"Another thing we did is give out these cards to young women that identify some early warning signs to look out for before they get too involved in a relationship" says Sandra. "From research it has been seen that some of the signs that a partner may become abusive include: extreme jealousy and possessiveness, isolating the woman from family and friends, volatile behaviour such as changing from being charming to suddenly violent, using anger to intimidate such as smashing furniture, killing pets and so on. There was a woman whose husband had thrown the dog out the window from the 17th floor. The message was: It could be you next." Domestic violence says Sandra, has a pattern; it is systematic. "Many men grow up thinking they have a right to hit women because the society tolerates it and there is nothing to stop it, so they grow up thinking it is acceptable. Men have a role to stop it because it is something that is damaging all of us.
Sandra's short visit to Bangladesh, she says has been enlightening. "I was alarmed by the very high prevalence in Bangladesh. In a survey conducted by ICDDRB in 2001 (attached), about 60% of the sample of over 3,000 women of reproductive age in Bangladesh reported having been physically or sexually abused by their partner. This makes Bangladesh a country with one of the highest rates of domestic violence in the world. Bangladesh is also one of the only countries in the world in which the suicide rate among women is higher than among men. And there is a close correlation between domestic abuse and female suicide."
Sandra visited a number of shelters for victims of abuse, and spent time with international aid agencies, lawyers and NGOs, including the Bangladesh National Women's Lawyers Association (BNWLA), Ain o Salish Kendra (ASK) and Oxfam, who are conducting an awareness-raising campaign - the 'We Can' initiative that has motivated half a million chain-makers (half of whom are men) to spread the word that domestic violence is an unacceptable crime.
"Time and again I was struck by the complexity of the difficulties facing victims of domestic abuse in Bangladesh" says Sandra. "It is a myth that only poor women in rural areas of Bangladesh suffer from domestic violence; it affects the wealthiest too. But the poorer a woman is, the harder it is for her to escape from an extremely dangerous man. She is dependent on him financially, and so are her children. Frequently the woman's own parents and siblings want to help her escape but they simply cannot afford to rescue her, and so she has to endure extreme violence. Many of the people I met this week emphasised the need for more Bangladeshi women to be able to earn a living to enable them to escape abuse.

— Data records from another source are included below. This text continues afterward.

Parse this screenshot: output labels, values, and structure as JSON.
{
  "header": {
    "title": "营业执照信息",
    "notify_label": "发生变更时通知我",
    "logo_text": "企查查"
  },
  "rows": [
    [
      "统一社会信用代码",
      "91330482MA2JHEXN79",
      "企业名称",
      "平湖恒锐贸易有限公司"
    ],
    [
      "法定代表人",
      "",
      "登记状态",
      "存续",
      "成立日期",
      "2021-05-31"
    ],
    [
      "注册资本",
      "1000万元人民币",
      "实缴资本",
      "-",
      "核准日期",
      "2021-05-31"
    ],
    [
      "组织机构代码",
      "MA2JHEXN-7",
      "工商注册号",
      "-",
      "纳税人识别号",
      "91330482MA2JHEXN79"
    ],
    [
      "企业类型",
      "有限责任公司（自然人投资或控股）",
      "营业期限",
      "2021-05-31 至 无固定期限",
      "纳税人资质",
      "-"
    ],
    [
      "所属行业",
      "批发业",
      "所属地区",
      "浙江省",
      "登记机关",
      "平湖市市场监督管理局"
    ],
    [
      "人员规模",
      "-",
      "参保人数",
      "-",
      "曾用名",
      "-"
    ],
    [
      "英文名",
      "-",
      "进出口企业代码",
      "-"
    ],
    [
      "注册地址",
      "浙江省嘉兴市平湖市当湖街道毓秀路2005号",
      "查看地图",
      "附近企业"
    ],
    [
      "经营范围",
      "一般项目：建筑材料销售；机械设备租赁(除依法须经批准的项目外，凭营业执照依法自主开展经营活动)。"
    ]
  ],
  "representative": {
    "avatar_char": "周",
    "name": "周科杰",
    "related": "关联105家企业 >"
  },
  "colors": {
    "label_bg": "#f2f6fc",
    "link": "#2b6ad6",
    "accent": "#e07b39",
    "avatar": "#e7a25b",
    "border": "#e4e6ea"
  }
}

Sandra also met with the Minister for Women and Children's Affairs, Dr Shirin Sharmin Chaudhury and was impressed by her pledge to push the domestic violence bill through parliament in January. "The bill is far-reaching" comments Sandra, "and includes the recommendation for a help line and a guarantee that men who have been arrested for abusing their wives will not be granted bail for at least three months, to ensure that their wives and children have time and space to plan for their safety."
This new law while a major breakthrough, cannot, by itself save lives, says Sandra. It is crucial that it is combined with a realistic implementation plan with appropriate levels of funding. People need to be educated about the disastrous effects of domestic violence on society to prevent it she believes; abused women and children have to be provided shelters, there should be helplines; they must be protected by arresting the offenders and victims must be offered civil remedies and legal aid. All this has to be done simultaneously along with the new law.
(R) thedailystar.net 2009